A better way than enjoying failure
by Barnabas Piper
Posted on Friday, December 19, 2014, at 5:10 pm
One of the weirdest and most unpleasant aspects of sports is a fan’s intense desire for opponents to fail. I have certainly been party to this sentiment, rooting for Brett Favre, Chris Webber, Paul Konerko, the Chicago Bears, and other rivals to fall flat. It’s become accepted part of fandom. After all, there must be a winner and a loser, right? But that doesn’t make rooting for failure much more palatable or profitable.

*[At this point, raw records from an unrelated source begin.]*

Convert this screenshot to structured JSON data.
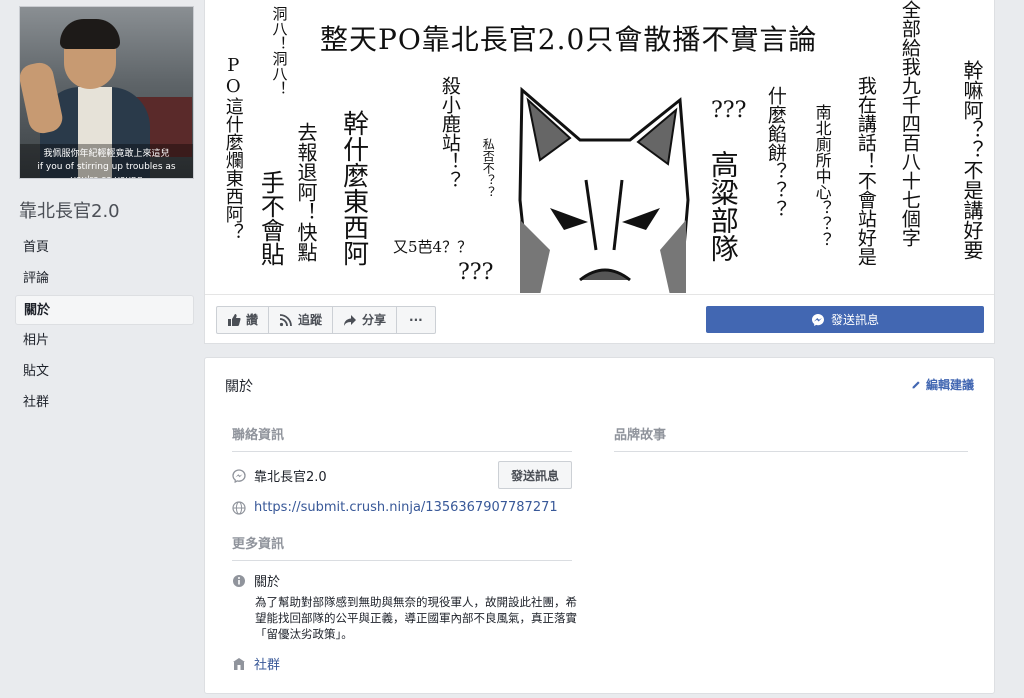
{
  "sidebar": {
    "profile_caption": "我佩服你年紀輕輕竟敢上來這兒\nif you of stirring up troubles as you're so young",
    "page_name": "靠北長官2.0",
    "nav": [
      {
        "label": "首頁",
        "active": false
      },
      {
        "label": "評論",
        "active": false
      },
      {
        "label": "關於",
        "active": true
      },
      {
        "label": "相片",
        "active": false
      },
      {
        "label": "貼文",
        "active": false
      },
      {
        "label": "社群",
        "active": false
      }
    ]
  },
  "cover": {
    "title": "整天PO靠北長官2.0只會散播不實言論",
    "texts": {
      "t1": "PO這什麼爛東西阿？",
      "t2": "洞八！洞八！",
      "t3": "手不會貼",
      "t4": "去報退阿！快點",
      "t5": "幹什麼東西阿",
      "t6": "殺小鹿站！？",
      "t7": "私否不？？",
      "t8": "又5芭4？？",
      "t9": "???",
      "t10": "???",
      "t11": "高粱部隊",
      "t12": "什麼餡餅？？？",
      "t13": "南北廁所中心？？？",
      "t14": "我在講話！不會站好是",
      "t15": "全部給我九千四百八十七個字",
      "t16": "幹嘛阿？？不是講好要"
    }
  },
  "actions": {
    "like": "讚",
    "follow": "追蹤",
    "share": "分享",
    "more": "···",
    "send_message": "發送訊息"
  },
  "about": {
    "title": "關於",
    "edit": "編輯建議",
    "contact_header": "聯絡資訊",
    "messenger_name": "靠北長官2.0",
    "send_btn": "發送訊息",
    "website": "https://submit.crush.ninja/1356367907787271",
    "more_header": "更多資訊",
    "about_label": "關於",
    "about_text": "為了幫助對部隊感到無助與無奈的現役軍人，故開設此社團，希望能找回部隊的公平與正義，導正國軍內部不良風氣，真正落實「留優汰劣政策」。",
    "community_label": "社群",
    "brand_header": "品牌故事"
  }
}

Last weekend two of the NFL’s most polarizing and controversial players, Johnny Manziel and Jay Cutler, took the field at quarterback for their respective teams and failed miserably: Manziel completed only 10 passes (plus two to the other team) for 80 yards in the Cleveland Browns’ 30-0 drubbing at the hands of the Cincinnati Bengals on Sunday, while Cutler tossed three interceptions (he leads the league in that category) in the Bears’ 31-15 loss to the New Orleans Saints Monday night and has since been benched. The two QBs have well-earned reputations for bad attitudes, petulance, and rubbing fans and opponents the wrong way. Even so, the overflow of glee and mockery at their failure in the mainstream media and on social media was striking (though not all that surprising). Such players are exactly the type fans love to see fail.
As a Minnesota Vikings fan, it comes easy for me to take pleasure in the struggles of Cutler and the Bears. (I am actually in the minority who likes Manziel.) But I must constantly remind myself that rooting for my team does not give me license to take pleasure in the failings of another. My gut reaction to Cutler’s awful game was smug happiness. But if that is the emotion I, or any other fan, choose to rest in we are lowering ourselves humanly speaking and harming the games we love.
Rooting for a team to win is not the same as rooting for another team to fail. One will lose, yes, but both can be excellent. And isn’t that when sports are at their pinnacle, when both opponents are at their best? When we devolve into enjoying others’ misery we have taken sports as a license to be malicious, even if it is accidental or intended to be light-hearted. Instead of wanting the best we appreciate the worst and we enjoy others’ pain or embarrassment. There’s nothing noble or good in that.
Another way does exist. Root for success, even for opponents. If your team has greater success, plays better, is better prepared, it will win, but both teams can show their mettle in the process and neither must be shamed. This is the essence of good sportsmanship—appreciating the opponent no matter what and honoring their successes because we realize we will be on the flip side one day too.
No fulfillment is found in elation at another’s fall, and we want no one to be elated at ours. That’s the Golden Rule applied to sports, whether or not we hardcore fans like it. Rib your opponents. Spar and jest and jab and trash talk good-naturedly. But when the competition ends, win or lose, honor success and excellence. You’ll find more fun in the game and more peace afterward.
Barnabas works for Lifeway Christian Resources and is the author of The Pastor’s Kid: Finding Your Own Faith and Identity and Help My Unbelief: Why Doubt Is Not the Enemy of Faith. He and his wife live in the Nashville area with their two daughters. Follow Barnabas on Twitter @BarnabasPiper.